A method for making gels and noodle-shaped strings that is compatible with living cells is reported online this week in Nature Materials. The work shows promise for using these systems as cell scaffolds for long-range signal transmission within the body, for example in the heart and spinal cord.
Samuel Stupp and colleagues heat peptide suspensions to form two-dimensional flat sheets that break on cooling to form a liquid crystal. If this liquid crystal is mixed with cells and hand-drawn using a pipette into a salt solution, a noodle-shaped string composed of aligned fibres with encapsulated cells is formed.

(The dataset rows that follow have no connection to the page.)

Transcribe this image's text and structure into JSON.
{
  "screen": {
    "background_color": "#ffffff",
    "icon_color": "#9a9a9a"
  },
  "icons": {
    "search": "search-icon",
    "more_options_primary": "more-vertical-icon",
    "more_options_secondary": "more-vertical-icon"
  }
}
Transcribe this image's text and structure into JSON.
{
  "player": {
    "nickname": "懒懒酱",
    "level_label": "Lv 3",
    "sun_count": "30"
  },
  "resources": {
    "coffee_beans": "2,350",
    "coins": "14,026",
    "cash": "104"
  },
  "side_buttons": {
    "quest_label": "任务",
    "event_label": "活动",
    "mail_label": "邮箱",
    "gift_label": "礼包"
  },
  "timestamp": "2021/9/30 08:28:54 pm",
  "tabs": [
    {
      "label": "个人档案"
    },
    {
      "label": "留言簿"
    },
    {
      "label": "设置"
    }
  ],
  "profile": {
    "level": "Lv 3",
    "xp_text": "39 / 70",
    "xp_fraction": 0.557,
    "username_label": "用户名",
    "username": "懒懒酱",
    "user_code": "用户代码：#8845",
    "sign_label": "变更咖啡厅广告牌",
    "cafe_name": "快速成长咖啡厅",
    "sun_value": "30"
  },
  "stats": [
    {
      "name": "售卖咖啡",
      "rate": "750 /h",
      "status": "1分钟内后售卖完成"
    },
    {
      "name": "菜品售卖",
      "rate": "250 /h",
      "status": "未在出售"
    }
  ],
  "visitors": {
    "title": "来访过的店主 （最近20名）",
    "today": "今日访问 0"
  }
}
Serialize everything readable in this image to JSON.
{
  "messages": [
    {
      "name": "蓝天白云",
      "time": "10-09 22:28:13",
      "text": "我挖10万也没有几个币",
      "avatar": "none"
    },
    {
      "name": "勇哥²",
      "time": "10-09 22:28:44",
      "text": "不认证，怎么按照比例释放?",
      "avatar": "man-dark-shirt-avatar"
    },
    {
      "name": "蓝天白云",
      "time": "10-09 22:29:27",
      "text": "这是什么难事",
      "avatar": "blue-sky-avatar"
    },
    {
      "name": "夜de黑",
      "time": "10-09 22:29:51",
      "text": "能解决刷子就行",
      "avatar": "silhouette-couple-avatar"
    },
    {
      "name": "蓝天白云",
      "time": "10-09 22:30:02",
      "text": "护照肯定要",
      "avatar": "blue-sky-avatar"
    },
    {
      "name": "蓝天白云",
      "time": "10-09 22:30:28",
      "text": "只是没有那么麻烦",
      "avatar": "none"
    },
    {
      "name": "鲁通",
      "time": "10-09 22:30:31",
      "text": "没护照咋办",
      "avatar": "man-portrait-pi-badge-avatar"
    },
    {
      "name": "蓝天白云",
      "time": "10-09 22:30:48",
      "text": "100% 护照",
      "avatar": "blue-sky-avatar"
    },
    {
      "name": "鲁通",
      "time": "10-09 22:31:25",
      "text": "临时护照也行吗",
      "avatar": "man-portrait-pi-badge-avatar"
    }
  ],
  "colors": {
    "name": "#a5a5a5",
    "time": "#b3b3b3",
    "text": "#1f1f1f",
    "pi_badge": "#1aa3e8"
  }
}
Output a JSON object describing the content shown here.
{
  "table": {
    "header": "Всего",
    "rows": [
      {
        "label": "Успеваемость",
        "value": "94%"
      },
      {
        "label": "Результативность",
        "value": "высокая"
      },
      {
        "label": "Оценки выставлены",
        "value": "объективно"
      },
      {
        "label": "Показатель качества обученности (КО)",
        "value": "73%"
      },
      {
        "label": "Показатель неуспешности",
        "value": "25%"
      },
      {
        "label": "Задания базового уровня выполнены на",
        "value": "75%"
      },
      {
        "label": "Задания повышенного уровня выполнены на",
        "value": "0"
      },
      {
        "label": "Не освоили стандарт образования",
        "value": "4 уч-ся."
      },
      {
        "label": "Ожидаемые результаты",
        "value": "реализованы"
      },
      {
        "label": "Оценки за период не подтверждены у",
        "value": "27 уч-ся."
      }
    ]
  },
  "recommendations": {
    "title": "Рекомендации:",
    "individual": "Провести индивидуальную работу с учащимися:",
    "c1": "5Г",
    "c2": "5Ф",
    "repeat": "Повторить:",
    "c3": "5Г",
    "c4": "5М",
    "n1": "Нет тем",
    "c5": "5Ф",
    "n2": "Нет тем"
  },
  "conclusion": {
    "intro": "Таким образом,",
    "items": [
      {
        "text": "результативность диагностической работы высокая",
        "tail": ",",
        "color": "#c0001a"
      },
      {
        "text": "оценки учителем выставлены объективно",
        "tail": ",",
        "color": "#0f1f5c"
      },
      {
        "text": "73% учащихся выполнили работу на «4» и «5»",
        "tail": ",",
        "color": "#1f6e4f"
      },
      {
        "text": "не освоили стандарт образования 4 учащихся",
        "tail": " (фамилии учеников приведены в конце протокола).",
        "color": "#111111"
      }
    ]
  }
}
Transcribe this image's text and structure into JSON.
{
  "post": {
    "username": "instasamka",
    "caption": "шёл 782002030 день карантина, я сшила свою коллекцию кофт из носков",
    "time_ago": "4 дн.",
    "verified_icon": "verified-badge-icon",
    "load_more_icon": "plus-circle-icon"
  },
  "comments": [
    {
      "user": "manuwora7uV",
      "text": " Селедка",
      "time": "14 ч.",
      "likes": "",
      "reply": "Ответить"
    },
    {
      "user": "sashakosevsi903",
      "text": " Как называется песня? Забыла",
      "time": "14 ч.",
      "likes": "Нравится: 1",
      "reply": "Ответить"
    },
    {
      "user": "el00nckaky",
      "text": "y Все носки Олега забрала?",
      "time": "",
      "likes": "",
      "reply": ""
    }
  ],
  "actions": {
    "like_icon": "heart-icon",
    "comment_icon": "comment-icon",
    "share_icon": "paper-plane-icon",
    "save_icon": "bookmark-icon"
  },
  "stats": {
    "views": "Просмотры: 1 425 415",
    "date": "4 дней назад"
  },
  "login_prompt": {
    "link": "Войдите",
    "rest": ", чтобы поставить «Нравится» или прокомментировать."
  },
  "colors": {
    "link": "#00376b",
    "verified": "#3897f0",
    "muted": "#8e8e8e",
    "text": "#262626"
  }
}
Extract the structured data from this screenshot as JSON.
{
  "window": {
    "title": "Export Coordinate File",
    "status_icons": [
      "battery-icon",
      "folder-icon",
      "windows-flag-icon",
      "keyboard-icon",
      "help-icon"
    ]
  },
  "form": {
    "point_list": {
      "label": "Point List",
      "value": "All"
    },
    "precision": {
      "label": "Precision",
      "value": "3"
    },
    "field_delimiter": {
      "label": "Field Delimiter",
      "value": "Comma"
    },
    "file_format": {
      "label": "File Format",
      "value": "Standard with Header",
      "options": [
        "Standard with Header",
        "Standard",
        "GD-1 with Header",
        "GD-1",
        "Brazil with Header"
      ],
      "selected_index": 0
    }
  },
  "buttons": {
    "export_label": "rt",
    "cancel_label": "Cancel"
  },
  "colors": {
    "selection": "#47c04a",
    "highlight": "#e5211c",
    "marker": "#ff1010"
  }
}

These types of gel are only accessible through this thermal route and, in comparison with existing methods to make artificially aligned fibres, do not require the use of highly mechanical or electrical processes that could be harmful to living cells.
The team show how a string with encapsulated cardiac muscle cells transmit electrical signals across the entire structure ― an observation that shows the method could be used in the creation of cell scaffolds for long-range signal transmission in many major organs in the body.
Technology: Slim display could enable holographic videos on mobile devicesNature Communications
Planetary science: Jupiter’s moon Europa may glow in the darkNature Astronomy
Materials: Making strong bio-based replacements for plasticsNature Communications
Biotechnology: ‘Porcupine’ system tags objects with DNANature Communications